Algiere had been the main proponent of Greenlight Communications, having managed a similar system in Valapariso, a small Panhandle town where she worked before joining Dunnellon.
Critics often blamed Algiere for foisting a flop on the city and loading up its debt in the process.
In her May 8 resignation letter, Algiere said her husband had accepted a new job in Tampa and the family decided to relocate there.
On Monday night, the future of the city's lawyer, Marsha Segal-George, also seemed in doubt.
Whitt cited her contract as an example of the city's desperate financial situation and suggested it would be one place to start fixing things.

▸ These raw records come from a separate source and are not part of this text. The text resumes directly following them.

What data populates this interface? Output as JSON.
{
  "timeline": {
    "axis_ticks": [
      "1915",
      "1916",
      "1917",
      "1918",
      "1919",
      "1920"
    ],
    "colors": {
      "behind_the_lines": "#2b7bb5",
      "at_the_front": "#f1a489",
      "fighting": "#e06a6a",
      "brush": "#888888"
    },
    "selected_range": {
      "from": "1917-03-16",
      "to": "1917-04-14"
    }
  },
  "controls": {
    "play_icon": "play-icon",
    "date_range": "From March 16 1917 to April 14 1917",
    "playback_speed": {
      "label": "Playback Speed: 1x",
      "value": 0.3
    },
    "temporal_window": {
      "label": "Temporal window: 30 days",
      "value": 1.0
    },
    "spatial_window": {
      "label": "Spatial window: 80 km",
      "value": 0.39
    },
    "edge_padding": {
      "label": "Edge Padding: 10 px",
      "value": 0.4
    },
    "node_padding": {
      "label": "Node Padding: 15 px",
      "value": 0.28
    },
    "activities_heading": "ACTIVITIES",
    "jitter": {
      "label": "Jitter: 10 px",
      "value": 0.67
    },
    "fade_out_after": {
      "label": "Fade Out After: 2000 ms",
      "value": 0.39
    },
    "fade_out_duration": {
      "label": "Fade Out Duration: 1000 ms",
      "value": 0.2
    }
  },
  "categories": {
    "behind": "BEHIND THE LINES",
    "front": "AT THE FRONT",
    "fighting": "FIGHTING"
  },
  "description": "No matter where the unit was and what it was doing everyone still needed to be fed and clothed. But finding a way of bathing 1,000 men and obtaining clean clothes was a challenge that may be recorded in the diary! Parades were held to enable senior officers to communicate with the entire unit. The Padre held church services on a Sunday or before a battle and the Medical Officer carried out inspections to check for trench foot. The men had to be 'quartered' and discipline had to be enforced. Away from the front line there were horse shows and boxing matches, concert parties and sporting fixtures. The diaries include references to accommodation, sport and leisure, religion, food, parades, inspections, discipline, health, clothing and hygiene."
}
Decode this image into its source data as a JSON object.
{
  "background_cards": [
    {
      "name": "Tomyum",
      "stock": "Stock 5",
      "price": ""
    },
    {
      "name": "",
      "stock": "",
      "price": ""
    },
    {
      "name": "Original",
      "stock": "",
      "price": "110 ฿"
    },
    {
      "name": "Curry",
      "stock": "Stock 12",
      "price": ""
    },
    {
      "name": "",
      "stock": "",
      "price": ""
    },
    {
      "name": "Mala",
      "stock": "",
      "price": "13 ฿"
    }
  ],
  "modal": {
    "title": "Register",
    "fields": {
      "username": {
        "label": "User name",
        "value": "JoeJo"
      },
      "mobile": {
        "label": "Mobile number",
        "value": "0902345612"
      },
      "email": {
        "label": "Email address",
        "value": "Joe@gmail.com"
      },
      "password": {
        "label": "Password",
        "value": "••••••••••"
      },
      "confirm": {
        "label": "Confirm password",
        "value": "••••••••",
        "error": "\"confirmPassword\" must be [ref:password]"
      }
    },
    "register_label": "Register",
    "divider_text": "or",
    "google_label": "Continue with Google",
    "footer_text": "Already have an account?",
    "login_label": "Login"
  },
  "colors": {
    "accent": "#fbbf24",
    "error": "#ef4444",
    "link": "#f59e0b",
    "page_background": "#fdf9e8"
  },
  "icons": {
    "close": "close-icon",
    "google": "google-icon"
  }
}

Segal-George, who has been with the city since 2007, works for an influential Orlando firm whose partners include Tom Feeney, a former Republican congressman from Central Florida.
Whitt pointed out that Dunnellon had paid the firm $316,825 for her services just since Oct. 1.
In comparison, this year's budget for the County Commission's three-member, in-house legal staff is $663,108. As of mid-April, the County Commission had also paid an additional $31,320 for outside legal advice.
Whitt said the lawyer's contract should be amended so she would only be responsible for a contentious lawsuit the city is battling over Rainbow River Ranch, a proposed 349-home development along the east bank of the Rainbow River.
Whitt added that the city should seek new legal help because the current system was financially unsustainable.
He found an ally in Collop, who announced that he had lost "complete and utter confidence" in Segal-George and her firm.
A big factor in that, Collop said, was because Segal-George had helped draw up the business plan for Greenlight Communications, which he believed was outside her expertise.
"It's time to look at what's going on and stop all the BS," Collop said.
But the pair could not convince the rest of the council to go along, losing by a 3-2 margin on a motion to have the staff investigate whether the agreement could be amended.
Segal-George countered that she had spent considerable time — and racked up considerable billable hours — fighting the city's prolonged legal battles over the Rainbow River Ranch project and the Rainbow Springs acquisition.
Councilman Dennis Evans defended Segal-George.
"The attorney works for the council," he said. "We are to blame."
"There has been a lot of turmoil," said Councilwoman Penny Fleeger, "and I would like a week or two of calming down."
On Tuesday, Whitt sounded hopeful in an interview, saying it was too early to begin the death knell for Greenlight Communications.
"It's going to be a rough couple of months, but we can see the horizon now," he said.
The mayor said he is awaiting a workshop next week, at which a consultant who has been reviewing the utility will present a strategy for running it.
And Whitt reiterated comments he made at Monday's meeting that the Rainbow Springs water system was a good deal that was badly handled.
The city bungled it, he said, by not explaining the benefits of it to the residents and by rushing in to raise their water rates.
Next week, Whitt said, he will unveil a new program called "Mending Fences: Friends and Neighbors Again" to try to end the acrimony generated by the deal and the subsequent lawsuit.
Still, it will be a struggle to get the financial picture cleared up, the mayor said.
"Our biggest issue is our budget. It's like you're making minimum wage and you're shopping for a Porsche," Whitt said.
"Mr. Collop and I seem to be on an island."
Contact Bill Thompson at 867-4117 or email@example.com.